Now, it’s become a ritual. I send them a cookie and they giggle like it’s a dozen roses. I’m telling you, with a simple wave, these girls can make you feel like the coolest kid at the keg party.

Many of you know their track record: the Ringling Sisters punk-rock spoken-word charity events, the White Trash Apocalypse poetry tour, Pleasant’s Princess Farhana belly-dancing alter ego, Iris’ poetry (You’re locked away in the bathroom/like punk rock royalty sitting on your throne/jacking off to my picture in Flipside for the second time that day/thank-you, I feel honored — no, Iris, thank you, I feel honored). Not to mention the seminal zines they started, the films, the anthologies and collections with their work, the books they’ve written and edited (they’re currently finishing volume three of the best-selling Underground Guide to Los Angeles); shit, it’s really too much to list, but you can look it up. I promise, it’ll be better for your circulation than a bookshelf full of that bloodless McSweeney’s brand.

Of course, they’re still doing all that stuff, unrelentingly, unapologetically and incredibly optimistically in their honest bohemia (nobody’s getting rich here). Some might say they’re fixtures, like the Mona Lisa’s smile, and there’s always the danger of taking fixtures for granted.
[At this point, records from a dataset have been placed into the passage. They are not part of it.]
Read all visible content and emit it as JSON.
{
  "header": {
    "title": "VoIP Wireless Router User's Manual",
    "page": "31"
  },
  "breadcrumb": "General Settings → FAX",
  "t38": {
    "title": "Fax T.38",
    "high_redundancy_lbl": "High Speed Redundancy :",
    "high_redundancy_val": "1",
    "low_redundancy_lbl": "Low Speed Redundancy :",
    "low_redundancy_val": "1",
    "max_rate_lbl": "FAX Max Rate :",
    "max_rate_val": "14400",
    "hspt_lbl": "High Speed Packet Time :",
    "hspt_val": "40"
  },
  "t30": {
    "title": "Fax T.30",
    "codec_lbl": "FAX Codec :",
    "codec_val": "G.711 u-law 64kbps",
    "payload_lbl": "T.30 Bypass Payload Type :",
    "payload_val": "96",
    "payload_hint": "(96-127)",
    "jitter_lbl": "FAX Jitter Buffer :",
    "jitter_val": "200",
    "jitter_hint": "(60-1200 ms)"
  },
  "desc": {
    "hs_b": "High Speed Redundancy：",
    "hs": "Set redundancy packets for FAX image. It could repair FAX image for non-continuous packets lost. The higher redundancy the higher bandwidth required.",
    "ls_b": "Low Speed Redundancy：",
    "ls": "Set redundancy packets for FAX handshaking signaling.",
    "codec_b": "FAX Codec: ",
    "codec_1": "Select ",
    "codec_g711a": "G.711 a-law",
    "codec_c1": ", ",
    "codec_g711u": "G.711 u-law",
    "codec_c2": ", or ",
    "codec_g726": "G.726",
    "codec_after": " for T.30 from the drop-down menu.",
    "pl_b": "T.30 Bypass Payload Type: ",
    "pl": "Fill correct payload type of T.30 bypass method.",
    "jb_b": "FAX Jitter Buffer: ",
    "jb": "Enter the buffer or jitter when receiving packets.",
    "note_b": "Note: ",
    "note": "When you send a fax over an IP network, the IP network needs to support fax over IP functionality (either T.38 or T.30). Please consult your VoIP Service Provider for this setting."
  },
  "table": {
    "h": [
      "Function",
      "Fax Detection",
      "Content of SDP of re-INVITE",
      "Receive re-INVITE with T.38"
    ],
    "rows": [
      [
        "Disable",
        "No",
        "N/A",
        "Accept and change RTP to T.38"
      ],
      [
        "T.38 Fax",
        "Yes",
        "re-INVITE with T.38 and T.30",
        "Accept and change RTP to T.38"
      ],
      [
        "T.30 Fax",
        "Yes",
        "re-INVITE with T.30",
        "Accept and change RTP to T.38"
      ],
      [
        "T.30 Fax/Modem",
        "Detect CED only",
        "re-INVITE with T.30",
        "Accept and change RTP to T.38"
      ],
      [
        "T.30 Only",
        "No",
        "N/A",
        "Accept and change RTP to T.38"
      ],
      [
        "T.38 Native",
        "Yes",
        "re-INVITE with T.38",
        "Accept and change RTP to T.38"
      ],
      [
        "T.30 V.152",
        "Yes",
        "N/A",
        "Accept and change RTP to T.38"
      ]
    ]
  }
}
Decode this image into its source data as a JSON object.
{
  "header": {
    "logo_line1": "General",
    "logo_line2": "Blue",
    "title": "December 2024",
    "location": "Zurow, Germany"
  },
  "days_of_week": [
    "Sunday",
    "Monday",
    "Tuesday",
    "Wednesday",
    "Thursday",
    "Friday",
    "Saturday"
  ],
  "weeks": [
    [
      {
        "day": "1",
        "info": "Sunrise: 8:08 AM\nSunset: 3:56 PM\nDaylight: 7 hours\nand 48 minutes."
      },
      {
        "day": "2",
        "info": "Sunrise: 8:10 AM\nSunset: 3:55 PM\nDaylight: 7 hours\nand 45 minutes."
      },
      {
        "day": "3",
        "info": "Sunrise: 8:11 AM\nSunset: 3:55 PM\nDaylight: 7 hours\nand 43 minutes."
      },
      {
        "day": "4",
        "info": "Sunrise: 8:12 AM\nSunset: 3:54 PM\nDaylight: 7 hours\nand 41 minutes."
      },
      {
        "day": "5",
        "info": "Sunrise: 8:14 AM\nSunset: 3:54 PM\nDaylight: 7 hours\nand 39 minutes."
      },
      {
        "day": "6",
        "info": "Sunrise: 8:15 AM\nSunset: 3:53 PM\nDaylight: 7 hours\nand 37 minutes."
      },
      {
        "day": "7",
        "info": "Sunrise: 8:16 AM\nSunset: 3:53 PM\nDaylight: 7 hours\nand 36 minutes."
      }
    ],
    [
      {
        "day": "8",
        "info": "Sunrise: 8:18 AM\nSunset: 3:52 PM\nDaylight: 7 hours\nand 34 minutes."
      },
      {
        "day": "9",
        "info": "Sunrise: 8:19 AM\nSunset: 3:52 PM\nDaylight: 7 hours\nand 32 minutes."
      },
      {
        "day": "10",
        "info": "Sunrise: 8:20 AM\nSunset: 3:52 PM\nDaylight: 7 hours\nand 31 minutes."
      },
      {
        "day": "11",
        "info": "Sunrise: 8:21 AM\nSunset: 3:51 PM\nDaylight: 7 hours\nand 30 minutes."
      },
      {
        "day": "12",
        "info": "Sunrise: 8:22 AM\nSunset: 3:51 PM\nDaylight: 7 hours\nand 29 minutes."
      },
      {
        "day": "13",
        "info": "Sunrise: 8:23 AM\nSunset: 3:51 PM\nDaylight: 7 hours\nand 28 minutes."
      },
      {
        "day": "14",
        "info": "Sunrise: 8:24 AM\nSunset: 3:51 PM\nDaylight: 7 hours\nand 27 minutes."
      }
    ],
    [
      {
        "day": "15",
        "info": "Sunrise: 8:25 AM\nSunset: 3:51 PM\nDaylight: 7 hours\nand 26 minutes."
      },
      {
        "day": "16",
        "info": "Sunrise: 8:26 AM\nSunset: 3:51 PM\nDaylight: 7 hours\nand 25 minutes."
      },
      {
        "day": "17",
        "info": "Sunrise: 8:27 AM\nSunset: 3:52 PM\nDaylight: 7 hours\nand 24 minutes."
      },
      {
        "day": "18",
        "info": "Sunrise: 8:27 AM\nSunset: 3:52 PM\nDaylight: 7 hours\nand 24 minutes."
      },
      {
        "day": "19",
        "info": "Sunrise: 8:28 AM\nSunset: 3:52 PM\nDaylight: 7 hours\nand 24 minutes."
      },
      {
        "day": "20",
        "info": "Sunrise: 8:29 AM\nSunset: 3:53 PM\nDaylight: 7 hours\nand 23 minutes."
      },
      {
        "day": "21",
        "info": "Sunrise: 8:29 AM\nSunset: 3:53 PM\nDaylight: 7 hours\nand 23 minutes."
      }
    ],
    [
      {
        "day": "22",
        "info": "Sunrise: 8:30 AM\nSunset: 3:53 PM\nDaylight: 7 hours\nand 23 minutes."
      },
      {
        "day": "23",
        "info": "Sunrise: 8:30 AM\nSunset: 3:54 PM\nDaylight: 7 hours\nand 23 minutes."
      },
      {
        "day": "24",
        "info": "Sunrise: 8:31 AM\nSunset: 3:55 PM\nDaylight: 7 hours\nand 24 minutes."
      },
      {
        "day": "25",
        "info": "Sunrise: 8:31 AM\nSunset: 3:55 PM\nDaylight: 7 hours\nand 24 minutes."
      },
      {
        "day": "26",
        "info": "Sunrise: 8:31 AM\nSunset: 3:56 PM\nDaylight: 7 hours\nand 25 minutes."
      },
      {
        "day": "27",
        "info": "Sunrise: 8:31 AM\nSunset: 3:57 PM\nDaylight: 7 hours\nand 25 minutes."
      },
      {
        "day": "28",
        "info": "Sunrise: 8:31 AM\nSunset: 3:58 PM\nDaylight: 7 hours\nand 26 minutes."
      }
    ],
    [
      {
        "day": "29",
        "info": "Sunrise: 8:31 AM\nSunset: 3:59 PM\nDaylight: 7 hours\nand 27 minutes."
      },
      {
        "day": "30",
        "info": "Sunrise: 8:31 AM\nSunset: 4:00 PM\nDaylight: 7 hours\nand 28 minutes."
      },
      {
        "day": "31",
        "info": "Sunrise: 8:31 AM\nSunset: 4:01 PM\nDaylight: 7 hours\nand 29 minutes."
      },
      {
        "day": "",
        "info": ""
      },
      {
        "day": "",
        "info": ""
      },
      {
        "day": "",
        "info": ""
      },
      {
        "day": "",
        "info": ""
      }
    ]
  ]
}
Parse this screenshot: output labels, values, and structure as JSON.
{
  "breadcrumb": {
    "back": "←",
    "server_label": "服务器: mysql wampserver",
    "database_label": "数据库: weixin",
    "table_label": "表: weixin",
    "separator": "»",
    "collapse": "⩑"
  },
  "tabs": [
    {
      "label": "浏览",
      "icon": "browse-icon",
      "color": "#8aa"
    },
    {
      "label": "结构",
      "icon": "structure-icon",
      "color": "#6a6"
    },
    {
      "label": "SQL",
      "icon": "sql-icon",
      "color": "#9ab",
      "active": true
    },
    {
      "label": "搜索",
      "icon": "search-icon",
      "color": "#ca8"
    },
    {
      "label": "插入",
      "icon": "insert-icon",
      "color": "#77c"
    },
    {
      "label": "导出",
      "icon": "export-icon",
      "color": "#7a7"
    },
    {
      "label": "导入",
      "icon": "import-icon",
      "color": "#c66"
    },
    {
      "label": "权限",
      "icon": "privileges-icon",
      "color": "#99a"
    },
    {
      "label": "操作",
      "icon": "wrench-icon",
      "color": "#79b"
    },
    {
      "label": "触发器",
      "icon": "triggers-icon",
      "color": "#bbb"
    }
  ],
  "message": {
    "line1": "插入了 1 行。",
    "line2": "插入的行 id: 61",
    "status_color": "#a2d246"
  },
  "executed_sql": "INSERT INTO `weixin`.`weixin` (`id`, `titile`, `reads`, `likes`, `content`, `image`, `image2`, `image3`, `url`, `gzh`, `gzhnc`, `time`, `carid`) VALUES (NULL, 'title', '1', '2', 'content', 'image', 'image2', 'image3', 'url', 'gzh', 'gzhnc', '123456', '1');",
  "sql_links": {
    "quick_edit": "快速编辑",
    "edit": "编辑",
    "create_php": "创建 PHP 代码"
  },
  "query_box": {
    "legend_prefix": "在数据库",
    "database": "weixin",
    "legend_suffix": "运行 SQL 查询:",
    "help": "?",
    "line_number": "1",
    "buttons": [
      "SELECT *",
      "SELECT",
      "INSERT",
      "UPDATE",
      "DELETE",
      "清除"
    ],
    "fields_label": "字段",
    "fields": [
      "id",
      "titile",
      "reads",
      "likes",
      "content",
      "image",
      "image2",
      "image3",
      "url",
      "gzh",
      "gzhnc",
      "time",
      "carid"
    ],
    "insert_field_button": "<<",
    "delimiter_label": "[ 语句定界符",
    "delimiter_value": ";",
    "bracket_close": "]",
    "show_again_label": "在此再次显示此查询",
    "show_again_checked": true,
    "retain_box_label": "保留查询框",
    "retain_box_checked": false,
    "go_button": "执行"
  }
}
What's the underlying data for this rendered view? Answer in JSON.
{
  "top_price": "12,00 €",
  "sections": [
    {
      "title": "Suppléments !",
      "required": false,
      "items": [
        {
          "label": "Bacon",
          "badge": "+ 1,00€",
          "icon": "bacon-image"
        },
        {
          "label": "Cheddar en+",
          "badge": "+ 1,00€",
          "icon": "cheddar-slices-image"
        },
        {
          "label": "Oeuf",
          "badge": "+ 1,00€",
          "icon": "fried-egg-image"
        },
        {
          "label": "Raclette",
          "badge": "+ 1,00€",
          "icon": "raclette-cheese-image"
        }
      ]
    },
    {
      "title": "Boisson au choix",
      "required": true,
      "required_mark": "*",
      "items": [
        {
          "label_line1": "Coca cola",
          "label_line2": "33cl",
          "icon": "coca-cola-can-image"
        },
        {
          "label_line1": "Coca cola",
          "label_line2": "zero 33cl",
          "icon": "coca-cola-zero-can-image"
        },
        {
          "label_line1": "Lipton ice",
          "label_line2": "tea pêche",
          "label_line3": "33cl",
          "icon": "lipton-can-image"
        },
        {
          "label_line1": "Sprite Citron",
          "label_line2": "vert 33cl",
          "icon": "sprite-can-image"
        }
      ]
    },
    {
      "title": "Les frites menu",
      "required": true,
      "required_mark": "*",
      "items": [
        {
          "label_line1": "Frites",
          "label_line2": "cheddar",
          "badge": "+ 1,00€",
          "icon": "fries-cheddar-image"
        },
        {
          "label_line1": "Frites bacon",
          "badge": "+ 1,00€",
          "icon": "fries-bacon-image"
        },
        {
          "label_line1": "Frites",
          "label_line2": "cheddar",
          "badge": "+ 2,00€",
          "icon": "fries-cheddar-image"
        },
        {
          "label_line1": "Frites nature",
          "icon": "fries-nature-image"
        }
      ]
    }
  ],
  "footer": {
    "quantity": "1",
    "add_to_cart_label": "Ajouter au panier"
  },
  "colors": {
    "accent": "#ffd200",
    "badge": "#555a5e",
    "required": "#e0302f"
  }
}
But have you forgotten the promise embedded in that smile, like the line down the back of Pleasant’s black stockings and the gap between Iris’ two front teeth? It’s all worth seeing again.

LA Weekly